Facial Feminization Surgery

Chin & Jaw Remodeling


“Throughout life, you don’t find yourself once, you have to find yourself again and again, and continue to find yourself “- by Sarah Claire

FFS Procedures

Facial     Feminization     Surgery     (FFS) is a set of  procedures  performed in order to feminize and soften the facial features that are typically associated with the male gender.  To achieve a more feminine face, the surgeon evaluates the patient and determines which areas need attention.  He then selects the appropriate FFS procedures from a rather long list of available options.

Facial gender confirmation surgery aligns the person “inside” with who we are “outside”, and includes a wide range of reconstructive and aesthetic surgical procedures that work to reshape masculine facial features to make them appear more feminine:


  • Hairline Advancedment 
  • Forehead Reduction and Contouring Surgery
  • Eyebrow Lift
  • Rhinoplasty (Nasal Surgery)
  • Cheek Enhancement (Augmentation & Reduction)
  • Lip Lift and Lip Filling
  • Chin Recontouring (Genioplasty)
  • Jaw Contouring (Reshaping or Tapering)
  • Adam’s Apple Reduction (Tracheal Shave)


The goal of facial feminization surgery is to transform the masculine features of the face to a more feminine appearance.
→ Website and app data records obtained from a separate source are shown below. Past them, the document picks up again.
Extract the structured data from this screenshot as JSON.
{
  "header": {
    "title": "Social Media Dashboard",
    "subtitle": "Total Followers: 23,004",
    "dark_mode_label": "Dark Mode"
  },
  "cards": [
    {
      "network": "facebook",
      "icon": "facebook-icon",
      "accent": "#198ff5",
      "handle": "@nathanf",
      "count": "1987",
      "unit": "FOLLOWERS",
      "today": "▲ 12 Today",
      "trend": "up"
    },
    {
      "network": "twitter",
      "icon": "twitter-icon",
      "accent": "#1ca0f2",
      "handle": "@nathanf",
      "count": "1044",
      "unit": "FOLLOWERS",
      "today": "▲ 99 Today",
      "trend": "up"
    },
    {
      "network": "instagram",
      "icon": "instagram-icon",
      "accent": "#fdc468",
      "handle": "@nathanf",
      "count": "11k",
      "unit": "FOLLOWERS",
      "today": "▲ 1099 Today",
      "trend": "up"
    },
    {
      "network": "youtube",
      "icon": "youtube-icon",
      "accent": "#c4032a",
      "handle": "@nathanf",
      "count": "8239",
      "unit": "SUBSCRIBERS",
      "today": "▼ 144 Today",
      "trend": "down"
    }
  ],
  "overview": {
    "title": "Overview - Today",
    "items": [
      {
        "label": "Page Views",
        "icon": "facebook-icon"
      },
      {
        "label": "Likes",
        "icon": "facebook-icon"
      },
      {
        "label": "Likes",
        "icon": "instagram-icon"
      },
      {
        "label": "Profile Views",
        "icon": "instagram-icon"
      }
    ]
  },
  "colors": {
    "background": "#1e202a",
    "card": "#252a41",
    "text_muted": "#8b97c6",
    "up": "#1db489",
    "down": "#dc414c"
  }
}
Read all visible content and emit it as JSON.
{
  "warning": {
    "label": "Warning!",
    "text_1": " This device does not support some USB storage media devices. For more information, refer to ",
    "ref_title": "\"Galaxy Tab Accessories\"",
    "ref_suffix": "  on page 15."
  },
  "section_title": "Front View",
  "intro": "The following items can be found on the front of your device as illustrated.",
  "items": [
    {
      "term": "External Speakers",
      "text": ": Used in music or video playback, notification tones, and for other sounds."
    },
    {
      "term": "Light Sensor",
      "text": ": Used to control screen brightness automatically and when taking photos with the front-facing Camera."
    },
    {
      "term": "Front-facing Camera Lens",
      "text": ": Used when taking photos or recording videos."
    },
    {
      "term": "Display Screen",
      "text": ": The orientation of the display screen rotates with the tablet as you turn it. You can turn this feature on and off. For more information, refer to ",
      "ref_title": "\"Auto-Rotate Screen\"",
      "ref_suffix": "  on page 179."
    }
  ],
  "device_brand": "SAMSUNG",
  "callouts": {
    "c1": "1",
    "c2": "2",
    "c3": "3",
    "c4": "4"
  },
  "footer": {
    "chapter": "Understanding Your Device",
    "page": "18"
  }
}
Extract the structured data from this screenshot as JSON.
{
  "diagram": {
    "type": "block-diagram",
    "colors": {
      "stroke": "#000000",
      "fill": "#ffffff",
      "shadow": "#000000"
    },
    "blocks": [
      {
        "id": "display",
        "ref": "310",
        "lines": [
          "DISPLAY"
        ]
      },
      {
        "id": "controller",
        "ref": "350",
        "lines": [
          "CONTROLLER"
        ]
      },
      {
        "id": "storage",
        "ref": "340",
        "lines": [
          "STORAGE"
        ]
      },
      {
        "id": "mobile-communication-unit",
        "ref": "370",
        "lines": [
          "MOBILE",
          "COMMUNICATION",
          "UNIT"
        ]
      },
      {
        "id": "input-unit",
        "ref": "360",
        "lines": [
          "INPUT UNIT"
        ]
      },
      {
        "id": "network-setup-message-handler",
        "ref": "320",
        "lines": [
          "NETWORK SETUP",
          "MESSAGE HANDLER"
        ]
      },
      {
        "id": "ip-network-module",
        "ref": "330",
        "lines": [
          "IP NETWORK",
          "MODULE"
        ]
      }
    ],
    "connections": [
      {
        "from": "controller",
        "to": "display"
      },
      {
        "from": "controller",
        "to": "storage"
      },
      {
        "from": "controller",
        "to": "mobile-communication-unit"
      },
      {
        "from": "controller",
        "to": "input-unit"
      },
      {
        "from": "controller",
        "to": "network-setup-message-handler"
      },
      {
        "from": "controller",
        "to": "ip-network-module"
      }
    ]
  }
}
Facial feminization surgery is performed as either a single procedure or as multiple staged procedures. Surgical manipulation of the bone and soft tissues of the face create a feminine appearance. There are many techniques used to perform facial feminization surgery, and many factors should be taken into consideration when choosing which options are best-suited for each individual. Click on the procedure links on this page to learn more about these and other FFS procedures.”

What Is Gender Dysphoria?

Gender dysphoria involves a conflict between a person's physical or assigned gender and the gender with which he/she/they identify. People with gender dysphoria may be very uncomfortable with the gender they were assigned, sometimes described as being uncomfortable with their body (particularly developments during puberty) or being uncomfortable with the expected roles of their assigned gender.

The gender conflict affects people in different ways. It can change the way a person wants to express their gender and can influence behavior, dress and self-image. Some people may cross-dress, some may want to socially transition, others may want to medically transition with sex-change surgery and/or hormone treatment. Socially transitioning primarily involves transitioning into the affirmed gender’s pronouns and bathrooms.

People with gender dysphoria may allow themselves to express their true selves and may openly want to be affirmed in their gender identity. They may use clothes and hairstyles and adopt a new first name of their experienced gender. Similarly children with gender dysphoria may express the wish to be of the opposite gender and may assert they are (or will grow up to be) of the opposite gender. They prefer, or demand, clothing, hairstyles and to be called a name of the opposite gender. (Medical transition is only relevant at and after the onset of puberty.)

Some transgender and gender-nonconforming people may prefer gender-neutral or gender-inclusive pronouns when talking to or about them. “They” and “their” are sometimes used as gender-neutral singular pronouns. Singular gender-neutral pronouns also include “ze” (or “zie”) and “hir.”